Daniel Smith’s father started hearing voices at age 13, and heard them for the rest of his life. The condition was a source of shame; he only admitted it to his children when they reached adolescence, and then only because the condition can be hereditary, and if they had inherited it, he didn’t want them to suffer in silence as he had.
Smith doesn’t hear voices, but after his father’s death he began to wonder what the experience might be like. That led him to an exploration of the physiology and psychology of auditory hallucination, as well as its role in religion, spirituality, and creative expression. His book, Muses, Madmen and Prophets: Hearing Voices and the Borders of Sanity, is the fruit of that research.

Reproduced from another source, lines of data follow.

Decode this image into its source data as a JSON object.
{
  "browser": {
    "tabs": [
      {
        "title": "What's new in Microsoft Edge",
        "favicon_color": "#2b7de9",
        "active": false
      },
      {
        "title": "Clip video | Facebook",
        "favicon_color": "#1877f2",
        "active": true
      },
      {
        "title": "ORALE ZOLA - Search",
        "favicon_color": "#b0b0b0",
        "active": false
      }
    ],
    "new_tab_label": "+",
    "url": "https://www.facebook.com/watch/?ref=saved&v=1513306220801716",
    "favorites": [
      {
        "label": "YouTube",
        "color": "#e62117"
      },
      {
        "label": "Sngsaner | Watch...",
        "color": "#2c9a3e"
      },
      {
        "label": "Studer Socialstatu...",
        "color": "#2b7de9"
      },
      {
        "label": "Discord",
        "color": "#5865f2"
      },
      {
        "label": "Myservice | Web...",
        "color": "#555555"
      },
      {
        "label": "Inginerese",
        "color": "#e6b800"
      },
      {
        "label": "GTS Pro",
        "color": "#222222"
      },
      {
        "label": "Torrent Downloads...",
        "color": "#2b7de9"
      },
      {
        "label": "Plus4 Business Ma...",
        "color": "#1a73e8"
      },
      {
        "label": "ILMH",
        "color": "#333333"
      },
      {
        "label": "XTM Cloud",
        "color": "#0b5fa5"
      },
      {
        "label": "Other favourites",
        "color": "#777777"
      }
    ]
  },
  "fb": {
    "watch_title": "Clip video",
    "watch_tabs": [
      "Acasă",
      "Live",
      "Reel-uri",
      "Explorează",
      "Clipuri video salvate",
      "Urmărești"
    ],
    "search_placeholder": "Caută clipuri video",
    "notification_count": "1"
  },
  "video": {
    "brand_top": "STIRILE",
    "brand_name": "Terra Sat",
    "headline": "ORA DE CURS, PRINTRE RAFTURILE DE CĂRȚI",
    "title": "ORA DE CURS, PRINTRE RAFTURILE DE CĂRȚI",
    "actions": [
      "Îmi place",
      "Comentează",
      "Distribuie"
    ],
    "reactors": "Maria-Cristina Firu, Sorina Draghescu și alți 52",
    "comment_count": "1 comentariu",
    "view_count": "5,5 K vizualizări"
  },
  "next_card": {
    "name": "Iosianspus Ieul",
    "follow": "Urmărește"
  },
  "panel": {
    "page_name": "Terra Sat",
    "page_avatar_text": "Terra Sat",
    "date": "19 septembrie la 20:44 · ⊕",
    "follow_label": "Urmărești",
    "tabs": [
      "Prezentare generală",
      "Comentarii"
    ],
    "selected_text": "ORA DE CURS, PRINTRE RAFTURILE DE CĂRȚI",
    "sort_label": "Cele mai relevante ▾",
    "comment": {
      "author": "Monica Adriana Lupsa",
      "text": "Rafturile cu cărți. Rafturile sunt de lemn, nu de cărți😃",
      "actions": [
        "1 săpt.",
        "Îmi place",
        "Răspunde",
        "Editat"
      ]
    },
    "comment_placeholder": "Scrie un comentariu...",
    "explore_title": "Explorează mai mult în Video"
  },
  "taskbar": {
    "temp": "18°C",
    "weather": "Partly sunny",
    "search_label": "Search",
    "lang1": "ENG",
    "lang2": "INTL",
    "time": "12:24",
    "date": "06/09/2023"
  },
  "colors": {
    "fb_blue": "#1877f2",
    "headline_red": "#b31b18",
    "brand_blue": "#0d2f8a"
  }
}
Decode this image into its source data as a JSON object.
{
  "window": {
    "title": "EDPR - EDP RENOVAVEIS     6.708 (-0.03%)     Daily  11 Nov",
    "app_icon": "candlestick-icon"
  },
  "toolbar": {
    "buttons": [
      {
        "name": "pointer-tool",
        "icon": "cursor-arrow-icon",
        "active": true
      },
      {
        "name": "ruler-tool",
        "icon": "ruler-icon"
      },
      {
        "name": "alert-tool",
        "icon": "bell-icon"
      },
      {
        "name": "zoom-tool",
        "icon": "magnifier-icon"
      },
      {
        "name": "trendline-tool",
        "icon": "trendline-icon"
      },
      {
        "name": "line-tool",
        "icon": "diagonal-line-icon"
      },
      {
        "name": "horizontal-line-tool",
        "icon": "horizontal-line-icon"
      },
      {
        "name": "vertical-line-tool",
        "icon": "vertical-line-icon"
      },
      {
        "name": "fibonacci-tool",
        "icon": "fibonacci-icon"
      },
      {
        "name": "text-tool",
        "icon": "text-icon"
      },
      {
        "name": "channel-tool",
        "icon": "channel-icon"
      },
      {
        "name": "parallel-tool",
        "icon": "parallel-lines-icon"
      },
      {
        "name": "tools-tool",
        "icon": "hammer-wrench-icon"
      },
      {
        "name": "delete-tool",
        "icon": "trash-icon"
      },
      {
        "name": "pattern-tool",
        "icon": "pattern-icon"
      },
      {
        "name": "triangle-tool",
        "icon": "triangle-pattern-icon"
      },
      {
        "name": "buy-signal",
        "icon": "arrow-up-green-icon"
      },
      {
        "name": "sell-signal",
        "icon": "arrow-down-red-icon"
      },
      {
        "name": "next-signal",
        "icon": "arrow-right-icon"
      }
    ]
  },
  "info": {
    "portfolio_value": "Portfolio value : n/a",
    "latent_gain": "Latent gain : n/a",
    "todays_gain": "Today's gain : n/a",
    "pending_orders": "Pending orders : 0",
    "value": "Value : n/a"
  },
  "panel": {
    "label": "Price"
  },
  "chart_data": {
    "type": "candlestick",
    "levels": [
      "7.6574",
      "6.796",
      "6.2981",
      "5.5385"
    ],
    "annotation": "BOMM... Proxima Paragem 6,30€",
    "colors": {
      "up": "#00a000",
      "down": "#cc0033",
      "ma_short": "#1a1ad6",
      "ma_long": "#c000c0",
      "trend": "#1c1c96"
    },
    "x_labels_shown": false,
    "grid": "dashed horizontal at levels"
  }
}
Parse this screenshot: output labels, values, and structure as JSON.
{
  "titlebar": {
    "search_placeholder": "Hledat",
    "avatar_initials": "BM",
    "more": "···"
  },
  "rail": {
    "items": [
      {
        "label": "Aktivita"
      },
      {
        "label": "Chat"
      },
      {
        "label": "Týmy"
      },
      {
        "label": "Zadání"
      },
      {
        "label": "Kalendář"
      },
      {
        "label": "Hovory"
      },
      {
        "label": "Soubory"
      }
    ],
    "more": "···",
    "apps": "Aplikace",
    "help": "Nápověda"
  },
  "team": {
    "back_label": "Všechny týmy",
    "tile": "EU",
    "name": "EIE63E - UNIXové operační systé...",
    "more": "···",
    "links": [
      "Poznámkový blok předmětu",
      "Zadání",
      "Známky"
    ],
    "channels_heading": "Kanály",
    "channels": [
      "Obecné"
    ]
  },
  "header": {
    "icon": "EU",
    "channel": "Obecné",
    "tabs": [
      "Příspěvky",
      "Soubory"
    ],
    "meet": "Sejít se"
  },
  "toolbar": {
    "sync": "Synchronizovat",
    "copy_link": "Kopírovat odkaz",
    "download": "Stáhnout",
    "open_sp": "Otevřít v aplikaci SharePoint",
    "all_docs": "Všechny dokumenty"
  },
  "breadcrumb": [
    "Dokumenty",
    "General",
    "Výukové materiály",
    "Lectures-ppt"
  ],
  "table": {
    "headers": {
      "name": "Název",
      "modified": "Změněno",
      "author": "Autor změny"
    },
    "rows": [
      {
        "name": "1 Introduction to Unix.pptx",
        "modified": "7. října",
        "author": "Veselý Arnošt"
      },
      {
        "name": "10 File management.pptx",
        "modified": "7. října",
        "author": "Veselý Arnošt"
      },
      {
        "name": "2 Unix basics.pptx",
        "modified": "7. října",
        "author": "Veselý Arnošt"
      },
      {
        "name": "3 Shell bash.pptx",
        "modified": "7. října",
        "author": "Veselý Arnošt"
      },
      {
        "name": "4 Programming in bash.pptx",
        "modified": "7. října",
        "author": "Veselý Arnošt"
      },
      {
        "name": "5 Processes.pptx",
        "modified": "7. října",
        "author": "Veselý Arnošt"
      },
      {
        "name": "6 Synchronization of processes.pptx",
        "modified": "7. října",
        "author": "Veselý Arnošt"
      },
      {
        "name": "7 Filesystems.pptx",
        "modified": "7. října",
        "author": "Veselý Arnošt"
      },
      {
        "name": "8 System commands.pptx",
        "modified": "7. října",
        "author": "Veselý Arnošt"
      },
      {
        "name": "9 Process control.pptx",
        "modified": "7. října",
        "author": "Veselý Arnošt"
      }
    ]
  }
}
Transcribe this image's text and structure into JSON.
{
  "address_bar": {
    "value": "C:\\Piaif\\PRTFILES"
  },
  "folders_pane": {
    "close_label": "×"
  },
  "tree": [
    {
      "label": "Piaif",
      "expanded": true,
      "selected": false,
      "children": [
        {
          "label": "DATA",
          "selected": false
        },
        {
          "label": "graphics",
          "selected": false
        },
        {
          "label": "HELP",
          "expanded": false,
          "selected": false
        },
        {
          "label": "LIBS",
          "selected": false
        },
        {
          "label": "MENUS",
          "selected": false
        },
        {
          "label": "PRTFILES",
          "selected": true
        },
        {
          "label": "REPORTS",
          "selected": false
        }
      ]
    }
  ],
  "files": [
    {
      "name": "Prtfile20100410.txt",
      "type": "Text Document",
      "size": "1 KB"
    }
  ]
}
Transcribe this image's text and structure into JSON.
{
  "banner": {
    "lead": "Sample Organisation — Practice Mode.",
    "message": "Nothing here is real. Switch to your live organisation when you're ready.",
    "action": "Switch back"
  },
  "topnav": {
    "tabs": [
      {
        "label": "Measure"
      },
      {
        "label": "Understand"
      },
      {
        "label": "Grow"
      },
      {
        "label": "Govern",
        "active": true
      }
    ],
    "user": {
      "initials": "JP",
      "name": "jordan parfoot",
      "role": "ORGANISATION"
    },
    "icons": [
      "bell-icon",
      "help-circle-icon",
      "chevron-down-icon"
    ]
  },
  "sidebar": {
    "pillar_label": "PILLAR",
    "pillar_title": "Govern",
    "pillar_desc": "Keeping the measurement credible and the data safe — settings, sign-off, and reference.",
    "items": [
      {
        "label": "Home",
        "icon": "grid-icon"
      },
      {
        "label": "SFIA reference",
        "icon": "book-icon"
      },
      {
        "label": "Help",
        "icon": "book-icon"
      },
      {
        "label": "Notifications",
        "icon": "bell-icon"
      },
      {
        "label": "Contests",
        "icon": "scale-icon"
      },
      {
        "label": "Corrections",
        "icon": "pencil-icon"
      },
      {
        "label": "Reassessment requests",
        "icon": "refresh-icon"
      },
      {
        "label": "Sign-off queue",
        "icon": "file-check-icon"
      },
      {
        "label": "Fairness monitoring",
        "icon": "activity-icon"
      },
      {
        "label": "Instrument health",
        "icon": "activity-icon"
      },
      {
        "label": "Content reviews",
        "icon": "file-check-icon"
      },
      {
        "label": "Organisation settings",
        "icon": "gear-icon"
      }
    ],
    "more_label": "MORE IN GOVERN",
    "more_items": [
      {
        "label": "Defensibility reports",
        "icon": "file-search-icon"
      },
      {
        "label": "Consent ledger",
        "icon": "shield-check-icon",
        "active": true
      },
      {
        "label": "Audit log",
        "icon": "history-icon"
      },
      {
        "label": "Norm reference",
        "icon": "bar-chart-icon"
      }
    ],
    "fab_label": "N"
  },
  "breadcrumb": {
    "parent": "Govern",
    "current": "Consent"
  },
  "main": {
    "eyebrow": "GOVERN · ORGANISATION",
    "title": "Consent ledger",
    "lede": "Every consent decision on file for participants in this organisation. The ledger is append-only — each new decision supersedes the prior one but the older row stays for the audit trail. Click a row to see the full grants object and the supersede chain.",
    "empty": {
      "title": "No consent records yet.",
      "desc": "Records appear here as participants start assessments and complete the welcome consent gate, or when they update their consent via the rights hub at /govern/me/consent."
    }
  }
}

Smith speaks with Nextbook about Jewish responses to the phenomenon, from Moses to Joseph Caro, and about his own not entirely successful attempts at attuning himself to the voices that, he hoped, might be loitering in his head.